One of the most popular uses for dried flowers is making bouquets. You can create a beautiful arrangement that will last much longer than a fresh flower bouquet.
Another great way to use dried flowers is to make wreaths for your walls. This project is especially great if you have an abundance of various types of dried flowers in different colors and textures as it allows you to really get creative with the design!
Oven Flower-Drying FAQ
To keep the color of your dried flowers vibrant, you will need to set your oven even lower – around 150°F (or 65°C). The petals may require a few minutes longer in the oven at this temperature but it will be worth it when you see the amazing results!
The key to drying flowers quickly is using low heat and setting the oven timer. Most ovens have a low setting that goes down to 200°F (or 93°C).
To dry flowers in a flat oven without risking burning them, place them directly onto the wire rack of your preheated oven at 200°F (93°C). Make sure they are evenly spaced out so that air can circulate around them while they bake.
The ideal temperature for drying flower petals in an oven is around 150 to 200 degrees Fahrenheit. If your oven doesn’t get this low, that’s okay, but be sure to check them often.
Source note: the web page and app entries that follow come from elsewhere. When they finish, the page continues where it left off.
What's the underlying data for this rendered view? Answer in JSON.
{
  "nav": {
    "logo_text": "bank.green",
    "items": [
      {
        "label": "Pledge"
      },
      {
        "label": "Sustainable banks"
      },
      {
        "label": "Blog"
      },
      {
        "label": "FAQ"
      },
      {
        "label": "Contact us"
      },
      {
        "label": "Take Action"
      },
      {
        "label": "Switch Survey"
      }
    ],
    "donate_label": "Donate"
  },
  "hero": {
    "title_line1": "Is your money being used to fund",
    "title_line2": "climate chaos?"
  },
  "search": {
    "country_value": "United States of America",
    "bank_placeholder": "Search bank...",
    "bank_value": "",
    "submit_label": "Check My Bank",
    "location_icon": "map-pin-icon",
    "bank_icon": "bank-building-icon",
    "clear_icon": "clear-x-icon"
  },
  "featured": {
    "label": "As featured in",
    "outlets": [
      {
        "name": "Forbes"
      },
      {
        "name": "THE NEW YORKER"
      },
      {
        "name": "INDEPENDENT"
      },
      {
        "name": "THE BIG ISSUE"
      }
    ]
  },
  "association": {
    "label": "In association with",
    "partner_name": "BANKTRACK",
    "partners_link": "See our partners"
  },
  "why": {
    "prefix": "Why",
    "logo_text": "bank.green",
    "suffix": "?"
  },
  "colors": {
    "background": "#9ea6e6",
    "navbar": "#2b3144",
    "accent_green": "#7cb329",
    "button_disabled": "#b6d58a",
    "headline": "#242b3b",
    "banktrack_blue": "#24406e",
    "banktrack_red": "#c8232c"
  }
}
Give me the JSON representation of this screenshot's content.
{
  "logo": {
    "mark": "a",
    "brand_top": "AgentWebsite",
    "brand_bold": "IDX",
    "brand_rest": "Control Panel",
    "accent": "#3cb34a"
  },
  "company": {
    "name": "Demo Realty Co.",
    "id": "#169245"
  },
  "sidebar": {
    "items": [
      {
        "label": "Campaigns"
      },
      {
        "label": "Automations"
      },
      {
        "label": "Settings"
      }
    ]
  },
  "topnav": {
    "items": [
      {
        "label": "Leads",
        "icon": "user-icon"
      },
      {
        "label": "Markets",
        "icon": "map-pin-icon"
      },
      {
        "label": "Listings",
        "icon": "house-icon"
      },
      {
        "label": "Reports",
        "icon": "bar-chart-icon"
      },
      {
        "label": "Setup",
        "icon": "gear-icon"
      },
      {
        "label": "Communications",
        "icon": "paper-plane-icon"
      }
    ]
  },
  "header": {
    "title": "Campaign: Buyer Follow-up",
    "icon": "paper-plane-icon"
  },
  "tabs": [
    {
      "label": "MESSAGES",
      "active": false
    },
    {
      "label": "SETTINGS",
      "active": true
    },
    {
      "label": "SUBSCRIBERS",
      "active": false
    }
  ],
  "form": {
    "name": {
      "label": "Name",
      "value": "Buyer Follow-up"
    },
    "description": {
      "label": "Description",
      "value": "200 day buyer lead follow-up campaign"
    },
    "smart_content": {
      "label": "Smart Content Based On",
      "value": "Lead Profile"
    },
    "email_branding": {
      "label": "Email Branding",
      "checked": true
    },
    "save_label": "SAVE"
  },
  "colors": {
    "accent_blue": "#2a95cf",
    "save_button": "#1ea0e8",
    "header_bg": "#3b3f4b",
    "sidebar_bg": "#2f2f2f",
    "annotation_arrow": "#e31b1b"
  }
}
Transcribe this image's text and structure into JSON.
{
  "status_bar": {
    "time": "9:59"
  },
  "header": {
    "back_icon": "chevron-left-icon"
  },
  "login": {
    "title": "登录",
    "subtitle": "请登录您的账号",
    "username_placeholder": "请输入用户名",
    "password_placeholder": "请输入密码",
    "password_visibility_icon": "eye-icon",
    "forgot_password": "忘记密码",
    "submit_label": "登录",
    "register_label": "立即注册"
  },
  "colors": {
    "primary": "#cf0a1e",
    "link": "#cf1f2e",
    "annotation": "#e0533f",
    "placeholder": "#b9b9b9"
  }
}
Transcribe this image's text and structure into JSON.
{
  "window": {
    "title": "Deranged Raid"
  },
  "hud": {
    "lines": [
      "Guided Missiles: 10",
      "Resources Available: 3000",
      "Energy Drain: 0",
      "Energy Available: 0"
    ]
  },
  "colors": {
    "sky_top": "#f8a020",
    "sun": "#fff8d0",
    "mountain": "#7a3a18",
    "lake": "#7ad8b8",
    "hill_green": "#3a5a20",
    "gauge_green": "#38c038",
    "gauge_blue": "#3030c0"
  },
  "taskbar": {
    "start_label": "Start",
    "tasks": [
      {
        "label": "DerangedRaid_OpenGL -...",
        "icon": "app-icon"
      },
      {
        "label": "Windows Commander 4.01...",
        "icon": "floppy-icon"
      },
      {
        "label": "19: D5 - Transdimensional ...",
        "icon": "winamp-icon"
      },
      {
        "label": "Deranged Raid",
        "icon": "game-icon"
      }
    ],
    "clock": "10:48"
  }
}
Tara lives on a 56 acres farm in the Appalachian Mountains, where she faces homesteading and farming challenges every single day, raising chickens, goats, horses, and tons of vegetables. She’s an expert in all sorts of homesteading skills such as hide tanning, doll making, tree tapping, and many more.